The rule’s calculated minimum acceptable partner ages seem to fit men better than women.
According to the rule, for example, a 30-year-old should be with a partner who is at least 22, while a 50-year-old’s dating partner must be at least 32 to not attract (presumed) social sanction. Does it match our scientific understanding of age-related preferences for dating? Researchers Buunk and colleagues (2000) asked men and women to identify the ages they would consider when evaluating someone for relationships of different levels of involvement.
People reported distinct age preferences for marriage; a serious relationship; falling in love; casual sex; and sexual fantasies. Based on the figures Buunk and colleagues (2000) provided (and thus the numbers are only informed approximations), I replotted their data superimposing the max and min age ranges defined by the half-your-age-plus-7 rule.
By the time of their separation in 2011, however, Kutcher, then 33 had crossed the minimum threshold (31.5) defined by the rule. Curious outsiders are quick to judge when they can see a wide age gap between two romantic partners. In a world in which many social norms are often unspoken, the half-your-age-plus-7 rule concretely defines a boundary.
When this question comes up in conversation, someone inevitably cites the “half your age plus seven” rule.
For example, this sample of 60-year-old men report that it is acceptable to fantasize about women in their 20s, which the rule would say is unacceptable.
But fantasies, of course, are not generally subject to public scrutiny and the rule is only designed to calculate what is socially acceptable —so this discrepancy is not necessarily a failure of the rule.
With some quick math, the rule provides a minimum and maximum partner age based on your actual age that, if you choose to follow it, you can use to guide your dating decisions.
The utility of this equation is that it lets you chart acceptable age discrepancies that adjust over the years.
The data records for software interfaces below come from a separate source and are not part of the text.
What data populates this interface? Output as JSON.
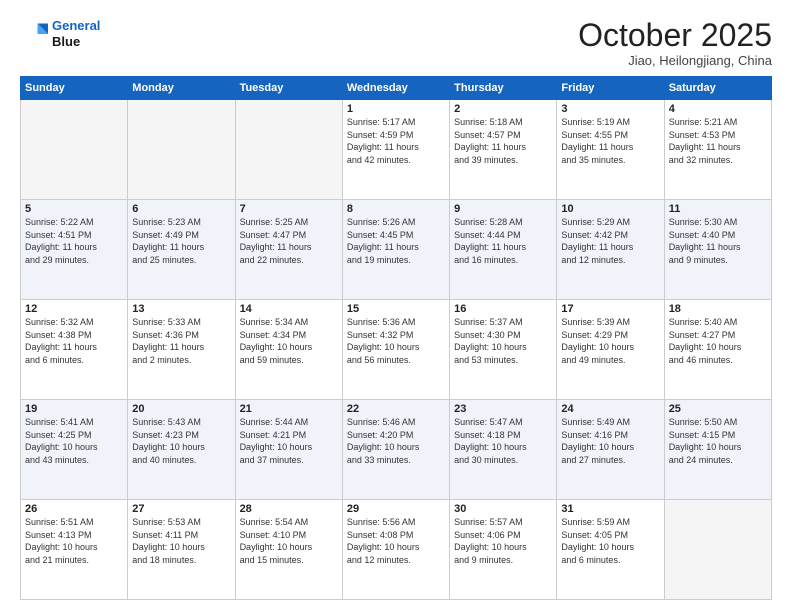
{
  "header": {
    "logo_line1": "General",
    "logo_line2": "Blue",
    "month": "October 2025",
    "location": "Jiao, Heilongjiang, China"
  },
  "weekdays": [
    "Sunday",
    "Monday",
    "Tuesday",
    "Wednesday",
    "Thursday",
    "Friday",
    "Saturday"
  ],
  "weeks": [
    [
      {
        "day": "",
        "info": ""
      },
      {
        "day": "",
        "info": ""
      },
      {
        "day": "",
        "info": ""
      },
      {
        "day": "1",
        "info": "Sunrise: 5:17 AM\nSunset: 4:59 PM\nDaylight: 11 hours\nand 42 minutes."
      },
      {
        "day": "2",
        "info": "Sunrise: 5:18 AM\nSunset: 4:57 PM\nDaylight: 11 hours\nand 39 minutes."
      },
      {
        "day": "3",
        "info": "Sunrise: 5:19 AM\nSunset: 4:55 PM\nDaylight: 11 hours\nand 35 minutes."
      },
      {
        "day": "4",
        "info": "Sunrise: 5:21 AM\nSunset: 4:53 PM\nDaylight: 11 hours\nand 32 minutes."
      }
    ],
    [
      {
        "day": "5",
        "info": "Sunrise: 5:22 AM\nSunset: 4:51 PM\nDaylight: 11 hours\nand 29 minutes."
      },
      {
        "day": "6",
        "info": "Sunrise: 5:23 AM\nSunset: 4:49 PM\nDaylight: 11 hours\nand 25 minutes."
      },
      {
        "day": "7",
        "info": "Sunrise: 5:25 AM\nSunset: 4:47 PM\nDaylight: 11 hours\nand 22 minutes."
      },
      {
        "day": "8",
        "info": "Sunrise: 5:26 AM\nSunset: 4:45 PM\nDaylight: 11 hours\nand 19 minutes."
      },
      {
        "day": "9",
        "info": "Sunrise: 5:28 AM\nSunset: 4:44 PM\nDaylight: 11 hours\nand 16 minutes."
      },
      {
        "day": "10",
        "info": "Sunrise: 5:29 AM\nSunset: 4:42 PM\nDaylight: 11 hours\nand 12 minutes."
      },
      {
        "day": "11",
        "info": "Sunrise: 5:30 AM\nSunset: 4:40 PM\nDaylight: 11 hours\nand 9 minutes."
      }
    ],
    [
      {
        "day": "12",
        "info": "Sunrise: 5:32 AM\nSunset: 4:38 PM\nDaylight: 11 hours\nand 6 minutes."
      },
      {
        "day": "13",
        "info": "Sunrise: 5:33 AM\nSunset: 4:36 PM\nDaylight: 11 hours\nand 2 minutes."
      },
      {
        "day": "14",
        "info": "Sunrise: 5:34 AM\nSunset: 4:34 PM\nDaylight: 10 hours\nand 59 minutes."
      },
      {
        "day": "15",
        "info": "Sunrise: 5:36 AM\nSunset: 4:32 PM\nDaylight: 10 hours\nand 56 minutes."
      },
      {
        "day": "16",
        "info": "Sunrise: 5:37 AM\nSunset: 4:30 PM\nDaylight: 10 hours\nand 53 minutes."
      },
      {
        "day": "17",
        "info": "Sunrise: 5:39 AM\nSunset: 4:29 PM\nDaylight: 10 hours\nand 49 minutes."
      },
      {
        "day": "18",
        "info": "Sunrise: 5:40 AM\nSunset: 4:27 PM\nDaylight: 10 hours\nand 46 minutes."
      }
    ],
    [
      {
        "day": "19",
        "info": "Sunrise: 5:41 AM\nSunset: 4:25 PM\nDaylight: 10 hours\nand 43 minutes."
      },
      {
        "day": "20",
        "info": "Sunrise: 5:43 AM\nSunset: 4:23 PM\nDaylight: 10 hours\nand 40 minutes."
      },
      {
        "day": "21",
        "info": "Sunrise: 5:44 AM\nSunset: 4:21 PM\nDaylight: 10 hours\nand 37 minutes."
      },
      {
        "day": "22",
        "info": "Sunrise: 5:46 AM\nSunset: 4:20 PM\nDaylight: 10 hours\nand 33 minutes."
      },
      {
        "day": "23",
        "info": "Sunrise: 5:47 AM\nSunset: 4:18 PM\nDaylight: 10 hours\nand 30 minutes."
      },
      {
        "day": "24",
        "info": "Sunrise: 5:49 AM\nSunset: 4:16 PM\nDaylight: 10 hours\nand 27 minutes."
      },
      {
        "day": "25",
        "info": "Sunrise: 5:50 AM\nSunset: 4:15 PM\nDaylight: 10 hours\nand 24 minutes."
      }
    ],
    [
      {
        "day": "26",
        "info": "Sunrise: 5:51 AM\nSunset: 4:13 PM\nDaylight: 10 hours\nand 21 minutes."
      },
      {
        "day": "27",
        "info": "Sunrise: 5:53 AM\nSunset: 4:11 PM\nDaylight: 10 hours\nand 18 minutes."
      },
      {
        "day": "28",
        "info": "Sunrise: 5:54 AM\nSunset: 4:10 PM\nDaylight: 10 hours\nand 15 minutes."
      },
      {
        "day": "29",
        "info": "Sunrise: 5:56 AM\nSunset: 4:08 PM\nDaylight: 10 hours\nand 12 minutes."
      },
      {
        "day": "30",
        "info": "Sunrise: 5:57 AM\nSunset: 4:06 PM\nDaylight: 10 hours\nand 9 minutes."
      },
      {
        "day": "31",
        "info": "Sunrise: 5:59 AM\nSunset: 4:05 PM\nDaylight: 10 hours\nand 6 minutes."
      },
      {
        "day": "",
        "info": ""
      }
    ]
  ]
}
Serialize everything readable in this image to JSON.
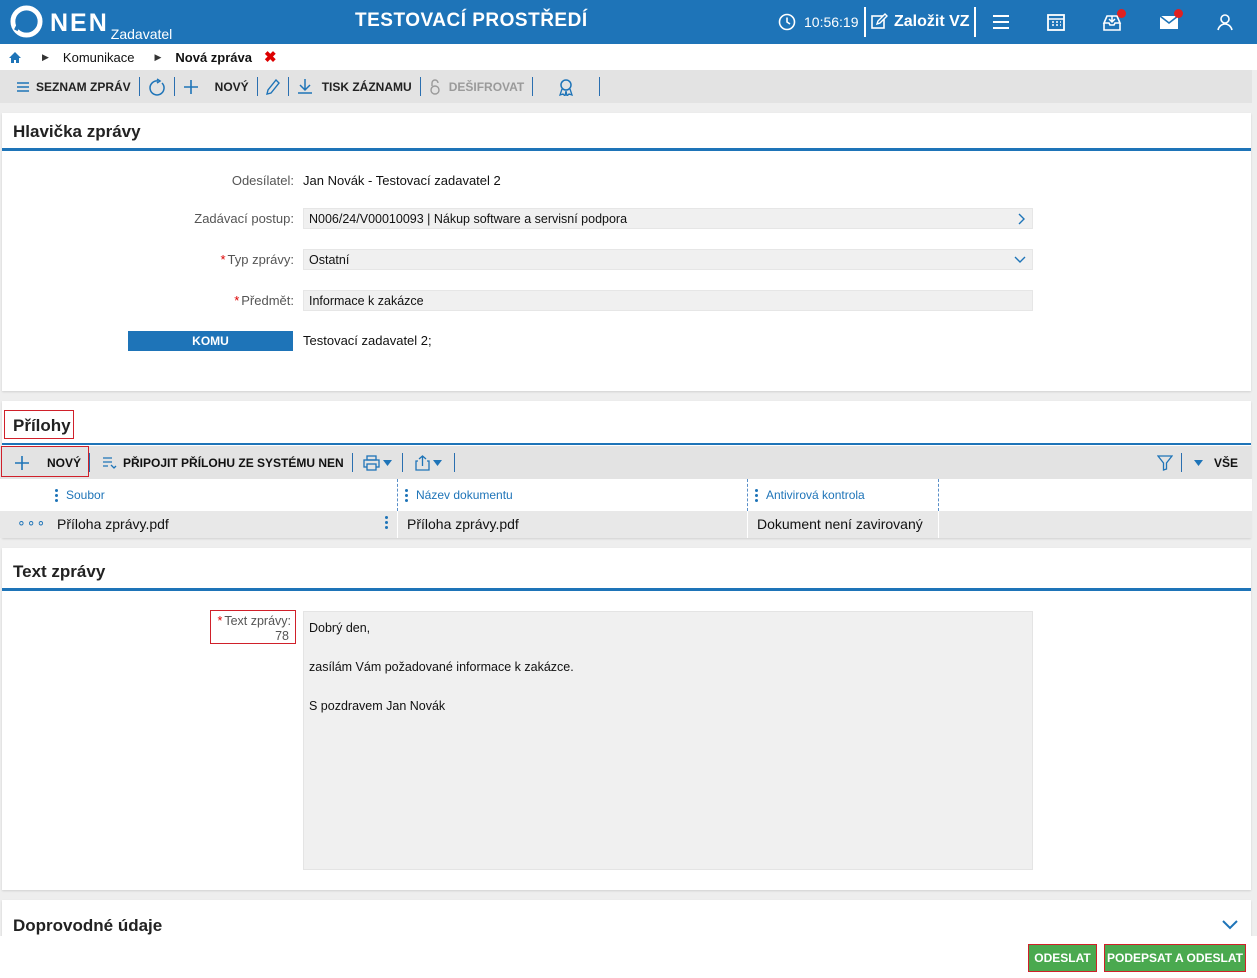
{
  "header": {
    "logo_text": "NEN",
    "role": "Zadavatel",
    "env_title": "TESTOVACÍ PROSTŘEDÍ",
    "time": "10:56:19",
    "create_label": "Založit VZ",
    "icons": [
      "clock-icon",
      "edit-icon",
      "menu-icon",
      "calendar-icon",
      "inbox-icon",
      "mail-icon",
      "user-icon"
    ],
    "accent_color": "#1e74b8",
    "notification_color": "#e02020"
  },
  "breadcrumb": {
    "items": [
      "Komunikace",
      "Nová zpráva"
    ]
  },
  "toolbar": {
    "list_label": "SEZNAM ZPRÁV",
    "new_label": "NOVÝ",
    "print_label": "TISK ZÁZNAMU",
    "decrypt_label": "DEŠIFROVAT"
  },
  "header_section": {
    "title": "Hlavička zprávy",
    "sender_label": "Odesílatel:",
    "sender_value": "Jan Novák - Testovací zadavatel 2",
    "procedure_label": "Zadávací postup:",
    "procedure_value": "N006/24/V00010093 | Nákup software a servisní podpora",
    "type_label": "Typ zprávy:",
    "type_value": "Ostatní",
    "subject_label": "Předmět:",
    "subject_value": "Informace k zakázce",
    "to_button": "KOMU",
    "to_value": "Testovací zadavatel 2;"
  },
  "attachments": {
    "title": "Přílohy",
    "new_label": "NOVÝ",
    "attach_label": "PŘIPOJIT PŘÍLOHU ZE SYSTÉMU NEN",
    "filter_all": "VŠE",
    "columns": [
      "Soubor",
      "Název dokumentu",
      "Antivirová kontrola"
    ],
    "rows": [
      {
        "file": "Příloha zprávy.pdf",
        "name": "Příloha zprávy.pdf",
        "antivirus": "Dokument není zavirovaný"
      }
    ]
  },
  "message": {
    "title": "Text zprávy",
    "label": "Text zprávy:",
    "char_count": "78",
    "lines": [
      "Dobrý den,",
      "zasílám Vám požadované informace k zakázce.",
      "S pozdravem Jan Novák"
    ]
  },
  "accompanying": {
    "title": "Doprovodné údaje"
  },
  "footer": {
    "send_label": "ODESLAT",
    "sign_send_label": "PODEPSAT A ODESLAT",
    "button_color": "#4aa94f"
  }
}
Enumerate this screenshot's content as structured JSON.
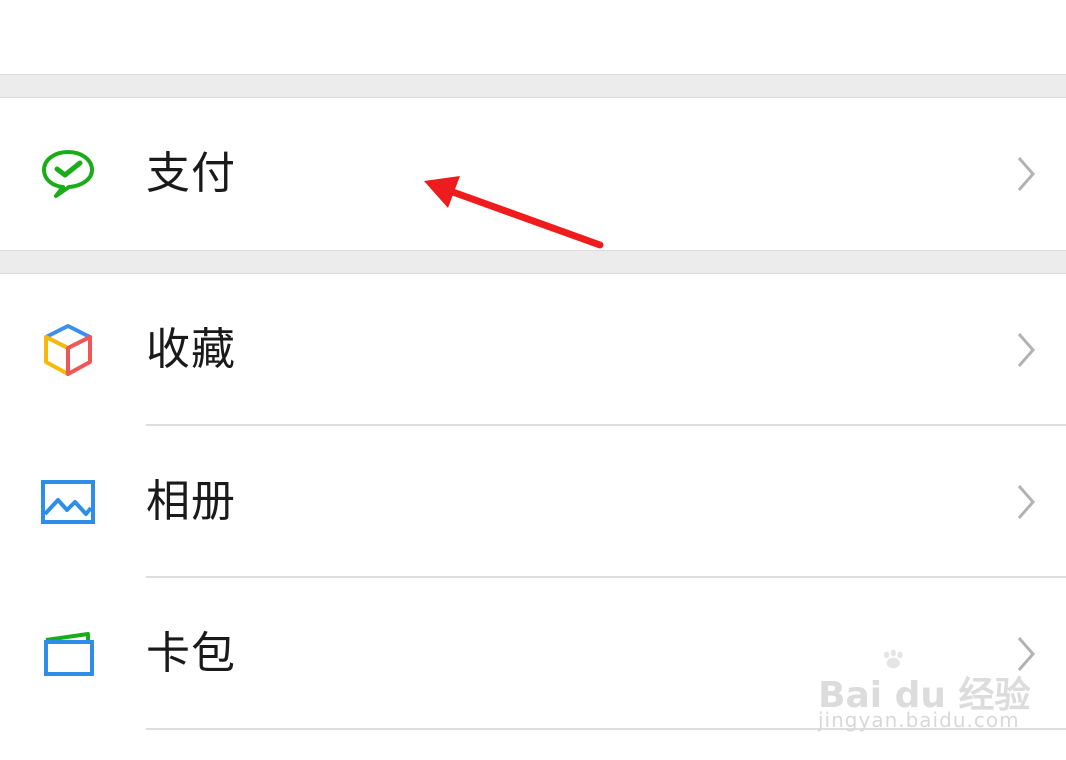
{
  "menu": {
    "items": [
      {
        "label": "支付",
        "icon": "wechat-pay-icon"
      },
      {
        "label": "收藏",
        "icon": "favorites-cube-icon"
      },
      {
        "label": "相册",
        "icon": "album-picture-icon"
      },
      {
        "label": "卡包",
        "icon": "card-wallet-icon"
      }
    ]
  },
  "annotation": {
    "color": "#ee1c1c"
  },
  "watermark": {
    "brand": "Bai du 经验",
    "url": "jingyan.baidu.com"
  },
  "colors": {
    "pay_green": "#1aad19",
    "separator": "#ececec"
  }
}
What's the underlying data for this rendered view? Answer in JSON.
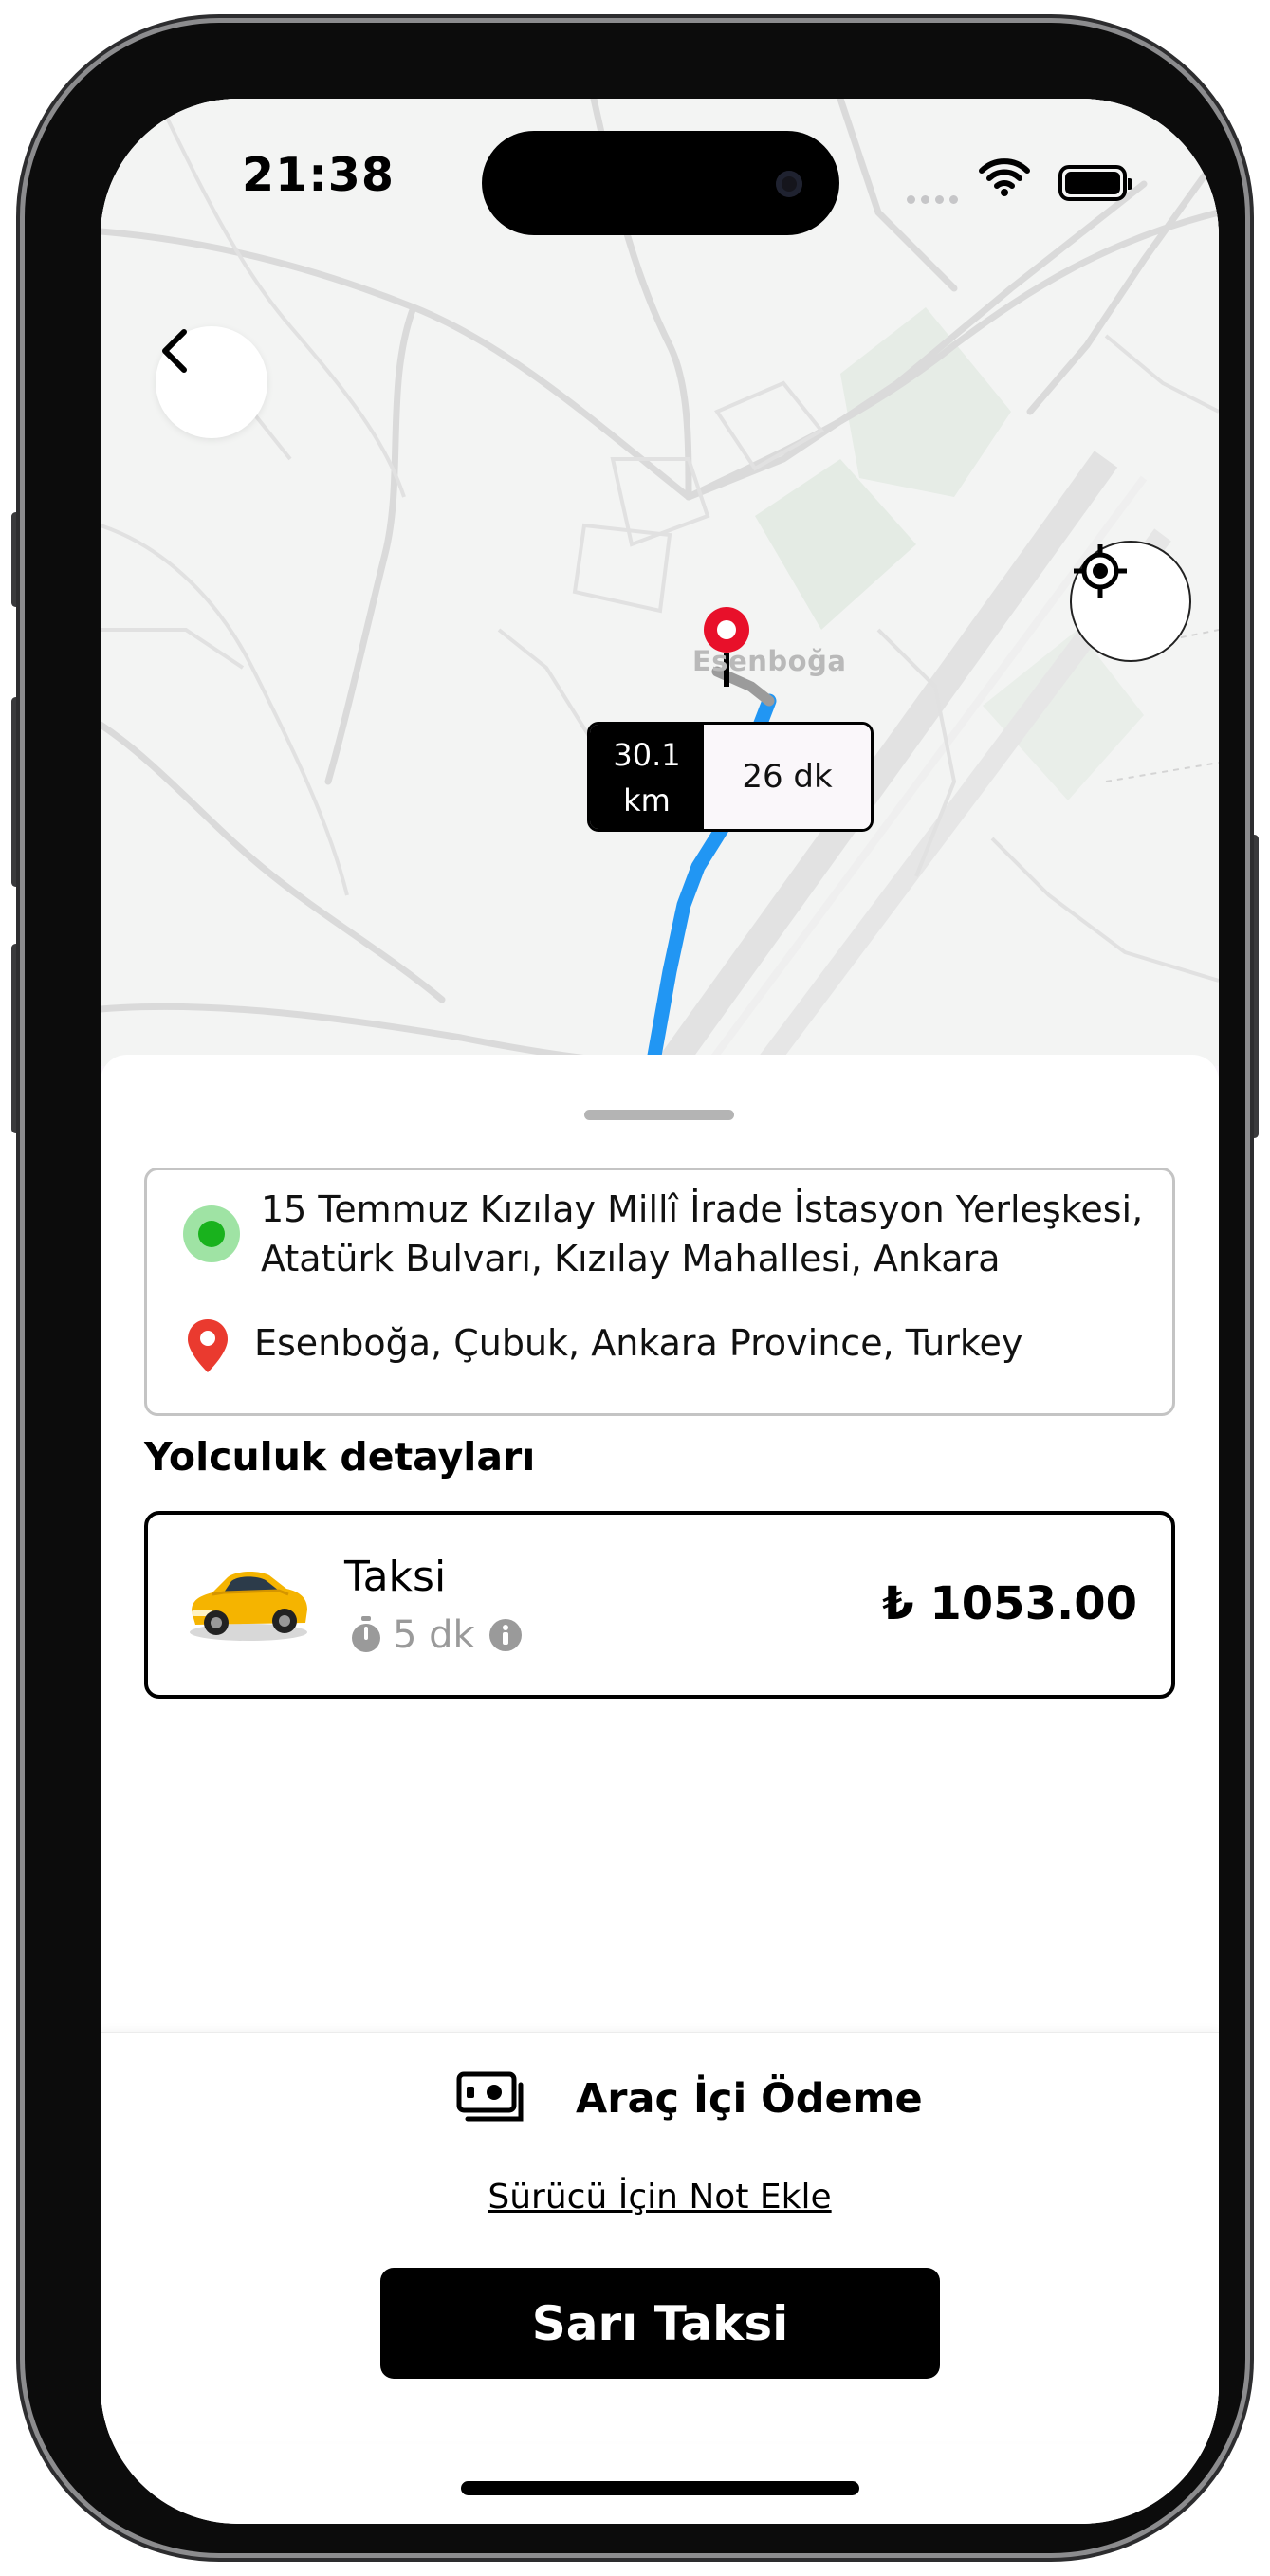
{
  "status_bar": {
    "time": "21:38"
  },
  "map": {
    "city_label": "Esenboğa",
    "distance_value": "30.1",
    "distance_unit": "km",
    "duration": "26 dk",
    "route_color": "#2196f3",
    "pin_color": "#e8102a"
  },
  "trip": {
    "origin": "15 Temmuz Kızılay Millî İrade İstasyon Yerleşkesi, Atatürk Bulvarı, Kızılay Mahallesi, Ankara",
    "destination": "Esenboğa, Çubuk, Ankara Province, Turkey",
    "origin_color": "#19b21d",
    "destination_color": "#ea3a2f"
  },
  "details": {
    "title": "Yolculuk detayları",
    "ride": {
      "name": "Taksi",
      "eta": "5 dk",
      "price": "₺ 1053.00"
    }
  },
  "footer": {
    "payment_label": "Araç İçi Ödeme",
    "note_link": "Sürücü İçin Not Ekle",
    "cta_label": "Sarı Taksi"
  },
  "icons": [
    "back-chevron-icon",
    "locate-icon",
    "map-pin-icon",
    "taxi-car-icon",
    "stopwatch-icon",
    "info-icon",
    "cash-icon",
    "wifi-icon",
    "battery-icon"
  ]
}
Let's examine it: How well does the rule reflect scientific evidence for age preferences?